Commentary Magazine


The Eclipsing of the Arab-Israeli Conflict

According to a new study of public opinion by the folks who host the Doha Debates in Qatar, a clear majority in 18 Arab countries now thinks Iran poses a greater threat to security in the Middle East than Israel. The leadership in most of these countries has thought so for years. That average citizens now do so should be encouraging news for everyone in the region — aside from the Iranian government, Hamas, and Hezbollah.

Some may find it hard to believe that so many Arabs think Iran is more threatening than Israel, but I don’t. Leave aside the fact that Iran really is more threatening. Arabs and Persians have detested each other for more than a thousand years, ever since Arabs conquered premodern Iran and converted its people to Islam. The lasting ethnic enmity between the two is compounded by religious sectarianism. Most Arabs are Sunnis, most Persians are Shias, and Sunnis and Shias have been slugging it out with each other since the 8th century.

After the Iranian revolution against the Shah Reza Pahlavi in 1979, Ayatollah Ruhollah Khomeini’s Islamic Republic exploded into the Arab Middle East with a campaign of imperialism and terrorism. Khomeini never concealed his ambition to lead the whole Muslim world, and the government he founded has been hammering the established Sunni Arab order with a battering ram ever since.

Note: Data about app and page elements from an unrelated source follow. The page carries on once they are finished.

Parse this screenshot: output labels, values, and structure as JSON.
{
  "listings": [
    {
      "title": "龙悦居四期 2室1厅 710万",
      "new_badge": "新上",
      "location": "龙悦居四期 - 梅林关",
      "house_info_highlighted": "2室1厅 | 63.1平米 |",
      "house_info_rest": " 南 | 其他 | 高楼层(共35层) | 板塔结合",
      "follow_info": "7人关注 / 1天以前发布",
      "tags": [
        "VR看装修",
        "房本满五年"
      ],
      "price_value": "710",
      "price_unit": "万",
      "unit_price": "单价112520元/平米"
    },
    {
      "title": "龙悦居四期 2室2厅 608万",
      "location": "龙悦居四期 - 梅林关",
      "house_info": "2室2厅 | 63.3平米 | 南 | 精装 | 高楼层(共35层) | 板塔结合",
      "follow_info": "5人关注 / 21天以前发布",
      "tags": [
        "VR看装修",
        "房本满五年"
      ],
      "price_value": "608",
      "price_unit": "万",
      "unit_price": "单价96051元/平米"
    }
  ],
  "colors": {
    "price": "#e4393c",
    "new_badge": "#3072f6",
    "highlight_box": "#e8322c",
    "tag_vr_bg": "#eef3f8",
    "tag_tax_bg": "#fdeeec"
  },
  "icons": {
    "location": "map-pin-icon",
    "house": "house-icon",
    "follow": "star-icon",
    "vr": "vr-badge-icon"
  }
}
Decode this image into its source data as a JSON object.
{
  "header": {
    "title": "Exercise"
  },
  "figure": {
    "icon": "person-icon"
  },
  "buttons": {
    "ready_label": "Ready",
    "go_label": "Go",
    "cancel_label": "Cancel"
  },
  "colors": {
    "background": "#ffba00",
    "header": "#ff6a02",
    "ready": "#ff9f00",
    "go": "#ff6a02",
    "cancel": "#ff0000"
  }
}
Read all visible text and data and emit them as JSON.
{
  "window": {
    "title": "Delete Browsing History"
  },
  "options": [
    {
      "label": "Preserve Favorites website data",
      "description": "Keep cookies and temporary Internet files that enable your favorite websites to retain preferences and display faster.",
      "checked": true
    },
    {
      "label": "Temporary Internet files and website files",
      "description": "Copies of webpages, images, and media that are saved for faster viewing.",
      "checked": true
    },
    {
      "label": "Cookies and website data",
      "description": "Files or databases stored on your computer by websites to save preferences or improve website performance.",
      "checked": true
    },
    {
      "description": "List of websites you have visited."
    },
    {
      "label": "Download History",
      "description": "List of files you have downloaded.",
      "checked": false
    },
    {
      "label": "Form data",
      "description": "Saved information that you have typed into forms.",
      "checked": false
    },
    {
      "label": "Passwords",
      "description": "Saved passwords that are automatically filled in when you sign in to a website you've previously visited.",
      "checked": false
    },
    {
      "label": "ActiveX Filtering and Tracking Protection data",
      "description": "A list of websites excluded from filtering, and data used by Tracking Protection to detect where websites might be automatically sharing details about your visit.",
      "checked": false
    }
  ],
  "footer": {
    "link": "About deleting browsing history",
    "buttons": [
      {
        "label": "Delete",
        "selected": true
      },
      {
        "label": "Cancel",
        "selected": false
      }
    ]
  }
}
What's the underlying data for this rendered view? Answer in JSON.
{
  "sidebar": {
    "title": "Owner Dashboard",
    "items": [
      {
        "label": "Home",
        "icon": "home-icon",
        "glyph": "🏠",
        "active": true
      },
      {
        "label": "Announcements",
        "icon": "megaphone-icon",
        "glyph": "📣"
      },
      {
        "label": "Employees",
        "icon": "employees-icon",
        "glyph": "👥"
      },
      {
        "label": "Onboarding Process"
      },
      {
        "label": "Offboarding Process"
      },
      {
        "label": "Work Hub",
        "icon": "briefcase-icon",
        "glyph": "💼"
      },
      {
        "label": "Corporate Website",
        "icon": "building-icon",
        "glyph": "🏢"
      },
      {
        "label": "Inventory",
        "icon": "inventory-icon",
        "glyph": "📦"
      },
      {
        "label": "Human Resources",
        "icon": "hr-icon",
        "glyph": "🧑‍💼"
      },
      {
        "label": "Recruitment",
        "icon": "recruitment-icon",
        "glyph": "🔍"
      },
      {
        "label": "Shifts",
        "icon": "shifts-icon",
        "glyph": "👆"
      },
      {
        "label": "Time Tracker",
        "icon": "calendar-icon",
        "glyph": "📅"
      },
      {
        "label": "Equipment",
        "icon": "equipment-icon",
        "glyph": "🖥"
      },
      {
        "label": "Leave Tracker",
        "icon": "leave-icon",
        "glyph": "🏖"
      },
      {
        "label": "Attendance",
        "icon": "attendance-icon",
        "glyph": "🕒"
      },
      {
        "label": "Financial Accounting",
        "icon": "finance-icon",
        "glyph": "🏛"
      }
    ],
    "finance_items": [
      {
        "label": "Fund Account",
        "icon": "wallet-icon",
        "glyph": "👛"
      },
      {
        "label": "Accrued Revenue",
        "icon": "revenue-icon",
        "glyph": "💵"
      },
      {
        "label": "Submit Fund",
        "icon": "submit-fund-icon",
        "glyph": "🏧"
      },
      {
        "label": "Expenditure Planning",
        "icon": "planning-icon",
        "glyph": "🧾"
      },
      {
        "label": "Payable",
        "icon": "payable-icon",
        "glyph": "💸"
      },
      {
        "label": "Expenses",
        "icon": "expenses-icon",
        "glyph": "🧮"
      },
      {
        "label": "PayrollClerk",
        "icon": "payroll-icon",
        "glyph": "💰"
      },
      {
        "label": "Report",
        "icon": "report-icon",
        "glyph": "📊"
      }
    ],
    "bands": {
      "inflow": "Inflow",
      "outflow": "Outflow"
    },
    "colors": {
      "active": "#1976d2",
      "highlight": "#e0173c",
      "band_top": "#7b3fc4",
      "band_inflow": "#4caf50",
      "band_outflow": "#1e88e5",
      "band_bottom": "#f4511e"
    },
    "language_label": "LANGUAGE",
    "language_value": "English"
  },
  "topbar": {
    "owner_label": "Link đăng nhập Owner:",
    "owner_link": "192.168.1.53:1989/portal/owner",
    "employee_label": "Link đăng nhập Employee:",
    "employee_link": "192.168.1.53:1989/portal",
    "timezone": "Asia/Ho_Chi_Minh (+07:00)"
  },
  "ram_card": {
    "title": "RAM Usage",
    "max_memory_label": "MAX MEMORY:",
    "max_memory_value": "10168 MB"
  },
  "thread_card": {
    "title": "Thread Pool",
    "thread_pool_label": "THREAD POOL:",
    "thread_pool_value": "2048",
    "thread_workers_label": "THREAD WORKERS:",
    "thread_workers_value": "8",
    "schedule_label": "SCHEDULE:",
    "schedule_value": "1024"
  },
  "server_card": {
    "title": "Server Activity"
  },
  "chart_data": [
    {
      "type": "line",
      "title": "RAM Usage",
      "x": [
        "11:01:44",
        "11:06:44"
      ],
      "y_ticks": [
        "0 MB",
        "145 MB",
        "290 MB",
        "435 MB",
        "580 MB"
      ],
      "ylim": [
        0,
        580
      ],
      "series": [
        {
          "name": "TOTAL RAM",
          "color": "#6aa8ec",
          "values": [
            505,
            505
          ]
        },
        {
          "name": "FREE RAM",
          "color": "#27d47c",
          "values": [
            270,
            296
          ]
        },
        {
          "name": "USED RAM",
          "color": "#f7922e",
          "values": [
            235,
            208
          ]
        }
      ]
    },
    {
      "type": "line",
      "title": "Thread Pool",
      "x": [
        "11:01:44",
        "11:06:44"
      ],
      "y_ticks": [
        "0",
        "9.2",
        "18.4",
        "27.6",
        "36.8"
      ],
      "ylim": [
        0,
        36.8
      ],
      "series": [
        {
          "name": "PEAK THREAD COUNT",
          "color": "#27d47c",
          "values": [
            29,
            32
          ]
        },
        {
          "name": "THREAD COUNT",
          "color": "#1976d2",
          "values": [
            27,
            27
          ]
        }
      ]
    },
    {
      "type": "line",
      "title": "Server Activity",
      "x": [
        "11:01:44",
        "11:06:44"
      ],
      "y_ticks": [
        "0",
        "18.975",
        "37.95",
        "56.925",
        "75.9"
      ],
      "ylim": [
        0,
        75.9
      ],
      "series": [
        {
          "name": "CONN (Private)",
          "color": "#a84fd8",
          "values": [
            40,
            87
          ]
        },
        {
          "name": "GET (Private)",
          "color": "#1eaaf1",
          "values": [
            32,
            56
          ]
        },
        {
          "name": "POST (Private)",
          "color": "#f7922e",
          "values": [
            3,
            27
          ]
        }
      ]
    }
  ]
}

Iran had excellent relations with Israel before Khomeini scrapped the alliance and switched to the Arab side. Like his successor Ali Khamenei, he used violent anti-Zionism to win the hearts and minds of the Arabs. It worked to an extent for a while. Most Arab governments didn’t buy it, but the people often did.

As recently as 2006, Iran, despite the fact that it has a Persian and Shia majority, picked up considerable cache among Sunni Arabs for attacking Israel from Lebanon with its Hezbollah proxy. (Lebanese Sunnis weren’t very happy about it, but Sunnis in Egypt and Syria certainly were.) The Egyptian and Saudi governments were alarmed, and they condemned Hezbollah for sparking the conflict.

This was unprecedented. While it barely registered in the West, it was huge in the Middle East, so huge that some of the more paranoid Lebanese Shias started thinking that the Sunnis and the Israelis were conspiring against them.

“Gulf Arabs give bombs to Israel to kill my people!” one excitable individual said to me at a Hezbollah rally in downtown Beirut. The guy was bonkers, of course. Israel doesn’t need bombs from the Gulf, and no one in the Gulf would donate or sell them even if Israel asked. Still, the man correctly sensed that Sunnis in the region aren’t as willing to team up with Shias against Israelis as they used to be.

The Arab-Israeli conflict is a minor historical hiccup compared with the ancient feuds between Arabs and Persians, and Sunnis and Shias. It has barely lasted a fraction as long and has hardly killed anyone by comparison. Arabs and Persians killed hundreds of thousands of each other in the Iran-Iraq war alone in the 1980s. The civil war between Sunni and Shia militias in Baghdad a few years ago was much nastier than any of the Israeli-Palestinian wars.

It took time for all this to sink in with everyday Arab citizens. For a while there was a disconnect between the region’s Sunni Arab rulers and people. It looked like Iran, by supporting Hezbollah and Hamas against Israel, might actually pull off the most unlikely of coups in rallying the mass of Sunni Arabs in support of Persian Shia hegemony. That disconnect now seems to be over.

Thanks to the Iranian government’s stubborn insistence on developing nuclear weapons, the age-old strife between Persians and Arabs, and Shias and Sunnis, may finally be eclipsing the Arab-Israeli conflict.

Most in the Western media and foreign-policy establishment still haven’t caught on. The policy implications for both the U.S. and Israel are profound, and the sooner Washington and Jerusalem figure this out, the better.